Show all lines of the listing that contain the word "title".

### Records for this task
::::::::::
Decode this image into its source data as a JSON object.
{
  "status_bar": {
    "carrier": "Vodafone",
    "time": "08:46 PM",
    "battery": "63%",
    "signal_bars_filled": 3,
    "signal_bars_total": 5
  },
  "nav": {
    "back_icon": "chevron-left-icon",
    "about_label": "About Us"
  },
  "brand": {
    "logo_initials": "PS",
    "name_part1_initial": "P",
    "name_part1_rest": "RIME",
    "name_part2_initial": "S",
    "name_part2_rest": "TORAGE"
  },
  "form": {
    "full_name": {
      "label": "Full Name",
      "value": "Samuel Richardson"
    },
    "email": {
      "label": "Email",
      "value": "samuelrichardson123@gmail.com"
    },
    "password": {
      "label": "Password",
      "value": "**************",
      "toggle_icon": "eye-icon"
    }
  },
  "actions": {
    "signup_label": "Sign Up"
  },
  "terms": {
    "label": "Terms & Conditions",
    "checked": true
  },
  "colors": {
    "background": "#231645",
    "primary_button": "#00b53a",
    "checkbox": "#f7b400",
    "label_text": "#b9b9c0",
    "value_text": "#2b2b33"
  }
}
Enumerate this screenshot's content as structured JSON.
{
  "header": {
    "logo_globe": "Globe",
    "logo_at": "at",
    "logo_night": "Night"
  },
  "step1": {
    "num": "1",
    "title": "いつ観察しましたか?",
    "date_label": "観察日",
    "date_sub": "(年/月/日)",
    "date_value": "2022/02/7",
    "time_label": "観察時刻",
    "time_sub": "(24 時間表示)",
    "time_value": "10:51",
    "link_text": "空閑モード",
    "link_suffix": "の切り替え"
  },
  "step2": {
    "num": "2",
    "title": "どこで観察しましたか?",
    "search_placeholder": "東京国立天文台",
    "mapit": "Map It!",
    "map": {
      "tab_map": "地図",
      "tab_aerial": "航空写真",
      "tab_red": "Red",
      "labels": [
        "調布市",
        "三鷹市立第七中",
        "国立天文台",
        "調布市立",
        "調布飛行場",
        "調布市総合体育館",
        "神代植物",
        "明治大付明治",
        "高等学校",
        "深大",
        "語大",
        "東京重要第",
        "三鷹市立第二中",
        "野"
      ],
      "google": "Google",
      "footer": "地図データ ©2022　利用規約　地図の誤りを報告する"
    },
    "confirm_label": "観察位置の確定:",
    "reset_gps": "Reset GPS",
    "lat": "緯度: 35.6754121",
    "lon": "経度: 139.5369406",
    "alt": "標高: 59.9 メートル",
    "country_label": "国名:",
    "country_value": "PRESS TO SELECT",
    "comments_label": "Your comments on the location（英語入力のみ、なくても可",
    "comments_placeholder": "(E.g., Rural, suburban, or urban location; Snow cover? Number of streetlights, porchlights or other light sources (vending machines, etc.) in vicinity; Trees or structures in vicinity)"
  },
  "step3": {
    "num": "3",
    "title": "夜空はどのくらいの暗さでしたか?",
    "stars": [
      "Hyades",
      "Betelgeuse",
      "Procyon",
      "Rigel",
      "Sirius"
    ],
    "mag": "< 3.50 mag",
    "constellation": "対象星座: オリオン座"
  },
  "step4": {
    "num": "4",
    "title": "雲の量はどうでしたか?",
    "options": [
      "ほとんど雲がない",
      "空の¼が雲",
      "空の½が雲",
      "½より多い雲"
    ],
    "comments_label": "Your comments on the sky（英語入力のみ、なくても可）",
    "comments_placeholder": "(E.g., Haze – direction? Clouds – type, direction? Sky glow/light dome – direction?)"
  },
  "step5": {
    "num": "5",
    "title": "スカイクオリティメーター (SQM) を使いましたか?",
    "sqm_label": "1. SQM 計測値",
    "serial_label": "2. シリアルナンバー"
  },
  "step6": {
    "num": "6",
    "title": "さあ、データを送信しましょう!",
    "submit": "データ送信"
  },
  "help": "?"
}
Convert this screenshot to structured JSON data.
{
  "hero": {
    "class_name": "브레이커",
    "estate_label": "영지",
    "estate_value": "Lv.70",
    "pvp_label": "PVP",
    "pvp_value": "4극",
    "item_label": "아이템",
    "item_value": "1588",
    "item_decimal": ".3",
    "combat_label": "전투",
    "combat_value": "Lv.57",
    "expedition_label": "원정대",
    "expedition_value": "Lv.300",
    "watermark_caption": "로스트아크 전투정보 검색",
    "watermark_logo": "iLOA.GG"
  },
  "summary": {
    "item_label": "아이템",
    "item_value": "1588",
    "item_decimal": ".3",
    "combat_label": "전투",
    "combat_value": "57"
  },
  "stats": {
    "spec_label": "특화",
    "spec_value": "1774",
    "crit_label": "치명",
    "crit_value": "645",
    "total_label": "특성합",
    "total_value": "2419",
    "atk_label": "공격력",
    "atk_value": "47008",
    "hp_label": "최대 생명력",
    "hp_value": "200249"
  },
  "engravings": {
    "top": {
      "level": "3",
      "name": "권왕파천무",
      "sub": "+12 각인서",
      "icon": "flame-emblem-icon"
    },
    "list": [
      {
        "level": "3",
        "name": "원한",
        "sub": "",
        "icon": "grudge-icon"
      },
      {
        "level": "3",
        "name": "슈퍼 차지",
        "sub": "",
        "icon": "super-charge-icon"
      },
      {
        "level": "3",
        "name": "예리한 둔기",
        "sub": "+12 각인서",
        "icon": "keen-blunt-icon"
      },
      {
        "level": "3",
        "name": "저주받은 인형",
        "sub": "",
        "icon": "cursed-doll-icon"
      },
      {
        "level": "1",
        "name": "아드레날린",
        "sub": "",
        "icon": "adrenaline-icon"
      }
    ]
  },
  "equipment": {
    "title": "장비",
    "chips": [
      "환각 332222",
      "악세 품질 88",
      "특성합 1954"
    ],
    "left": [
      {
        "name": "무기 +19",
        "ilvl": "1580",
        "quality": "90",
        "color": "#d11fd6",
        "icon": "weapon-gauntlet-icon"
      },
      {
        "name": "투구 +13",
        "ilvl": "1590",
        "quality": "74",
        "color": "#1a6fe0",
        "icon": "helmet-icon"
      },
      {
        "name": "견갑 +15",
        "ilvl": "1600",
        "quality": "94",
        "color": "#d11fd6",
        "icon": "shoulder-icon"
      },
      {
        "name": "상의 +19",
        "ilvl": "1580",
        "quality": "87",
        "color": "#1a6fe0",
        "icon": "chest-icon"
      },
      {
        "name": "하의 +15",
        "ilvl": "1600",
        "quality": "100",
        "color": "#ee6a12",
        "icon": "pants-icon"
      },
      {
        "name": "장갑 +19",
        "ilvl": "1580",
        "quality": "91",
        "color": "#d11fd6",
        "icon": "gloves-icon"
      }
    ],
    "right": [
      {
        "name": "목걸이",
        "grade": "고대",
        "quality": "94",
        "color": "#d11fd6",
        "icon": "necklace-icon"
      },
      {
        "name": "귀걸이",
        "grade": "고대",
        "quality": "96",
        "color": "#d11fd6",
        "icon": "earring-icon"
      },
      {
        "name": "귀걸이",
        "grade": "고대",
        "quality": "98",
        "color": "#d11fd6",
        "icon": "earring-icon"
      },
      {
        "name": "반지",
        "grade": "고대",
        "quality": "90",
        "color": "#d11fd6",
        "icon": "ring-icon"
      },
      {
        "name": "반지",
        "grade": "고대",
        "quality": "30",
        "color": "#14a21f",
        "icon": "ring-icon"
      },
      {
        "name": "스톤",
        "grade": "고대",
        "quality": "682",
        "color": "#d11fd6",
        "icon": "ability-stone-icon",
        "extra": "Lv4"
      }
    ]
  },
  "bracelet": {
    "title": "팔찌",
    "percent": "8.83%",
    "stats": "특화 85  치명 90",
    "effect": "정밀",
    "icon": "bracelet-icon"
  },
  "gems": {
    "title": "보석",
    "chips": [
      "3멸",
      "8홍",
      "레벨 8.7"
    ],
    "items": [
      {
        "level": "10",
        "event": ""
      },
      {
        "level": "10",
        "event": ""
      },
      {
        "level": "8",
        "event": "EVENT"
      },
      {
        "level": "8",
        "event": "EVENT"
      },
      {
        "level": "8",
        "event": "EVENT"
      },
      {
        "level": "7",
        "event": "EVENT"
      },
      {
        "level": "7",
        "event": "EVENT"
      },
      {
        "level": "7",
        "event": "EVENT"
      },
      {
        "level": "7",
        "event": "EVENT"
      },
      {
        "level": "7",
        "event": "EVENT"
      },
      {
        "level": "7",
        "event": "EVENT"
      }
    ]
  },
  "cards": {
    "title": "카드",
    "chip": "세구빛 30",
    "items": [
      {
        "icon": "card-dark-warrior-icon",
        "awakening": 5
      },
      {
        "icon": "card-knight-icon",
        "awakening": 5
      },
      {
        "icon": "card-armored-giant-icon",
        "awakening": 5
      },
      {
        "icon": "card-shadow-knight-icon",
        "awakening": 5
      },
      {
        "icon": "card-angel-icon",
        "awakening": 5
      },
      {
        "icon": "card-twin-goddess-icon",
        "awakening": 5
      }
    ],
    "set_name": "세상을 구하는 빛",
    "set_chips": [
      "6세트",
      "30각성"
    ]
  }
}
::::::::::
### Output below
    "title": "いつ観察しましたか?",
    "title": "どこで観察しましたか?",
    "title": "夜空はどのくらいの暗さでしたか?",
    "title": "雲の量はどうでしたか?",
    "title": "スカイクオリティメーター (SQM) を使いましたか?",
    "title": "さあ、データを送信しましょう!",
    "title": "장비",
    "title": "팔찌",
    "title": "보석",
    "title": "카드",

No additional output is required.